Repeat each of these records exactly.

RECORDS PROVIDED:
____________________

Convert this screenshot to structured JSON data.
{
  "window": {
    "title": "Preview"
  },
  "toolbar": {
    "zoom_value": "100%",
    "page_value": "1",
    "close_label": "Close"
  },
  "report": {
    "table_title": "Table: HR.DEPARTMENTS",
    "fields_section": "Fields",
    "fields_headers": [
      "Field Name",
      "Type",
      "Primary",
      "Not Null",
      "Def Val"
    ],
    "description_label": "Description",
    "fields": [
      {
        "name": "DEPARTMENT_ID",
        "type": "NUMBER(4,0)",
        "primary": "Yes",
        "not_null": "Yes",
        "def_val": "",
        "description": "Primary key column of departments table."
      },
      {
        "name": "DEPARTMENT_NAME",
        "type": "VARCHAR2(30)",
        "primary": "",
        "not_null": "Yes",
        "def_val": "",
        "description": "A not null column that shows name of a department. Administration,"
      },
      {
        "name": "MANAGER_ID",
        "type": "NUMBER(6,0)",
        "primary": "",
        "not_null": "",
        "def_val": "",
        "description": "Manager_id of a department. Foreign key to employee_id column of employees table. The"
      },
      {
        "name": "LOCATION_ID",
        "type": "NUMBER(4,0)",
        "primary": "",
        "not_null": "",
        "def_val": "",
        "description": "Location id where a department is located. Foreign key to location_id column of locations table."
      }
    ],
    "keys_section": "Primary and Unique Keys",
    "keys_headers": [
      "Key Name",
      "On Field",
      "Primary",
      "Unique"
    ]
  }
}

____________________

ANSWER SPACE:
Convert this screenshot to structured JSON data.
{
  "window": {
    "title": "Preview"
  },
  "toolbar": {
    "zoom_value": "100%",
    "page_value": "1",
    "close_label": "Close"
  },
  "report": {
    "table_title": "Table: HR.DEPARTMENTS",
    "fields_section": "Fields",
    "fields_headers": [
      "Field Name",
      "Type",
      "Primary",
      "Not Null",
      "Def Val"
    ],
    "description_label": "Description",
    "fields": [
      {
        "name": "DEPARTMENT_ID",
        "type": "NUMBER(4,0)",
        "primary": "Yes",
        "not_null": "Yes",
        "def_val": "",
        "description": "Primary key column of departments table."
      },
      {
        "name": "DEPARTMENT_NAME",
        "type": "VARCHAR2(30)",
        "primary": "",
        "not_null": "Yes",
        "def_val": "",
        "description": "A not null column that shows name of a department. Administration,"
      },
      {
        "name": "MANAGER_ID",
        "type": "NUMBER(6,0)",
        "primary": "",
        "not_null": "",
        "def_val": "",
        "description": "Manager_id of a department. Foreign key to employee_id column of employees table. The"
      },
      {
        "name": "LOCATION_ID",
        "type": "NUMBER(4,0)",
        "primary": "",
        "not_null": "",
        "def_val": "",
        "description": "Location id where a department is located. Foreign key to location_id column of locations table."
      }
    ],
    "keys_section": "Primary and Unique Keys",
    "keys_headers": [
      "Key Name",
      "On Field",
      "Primary",
      "Unique"
    ]
  }
}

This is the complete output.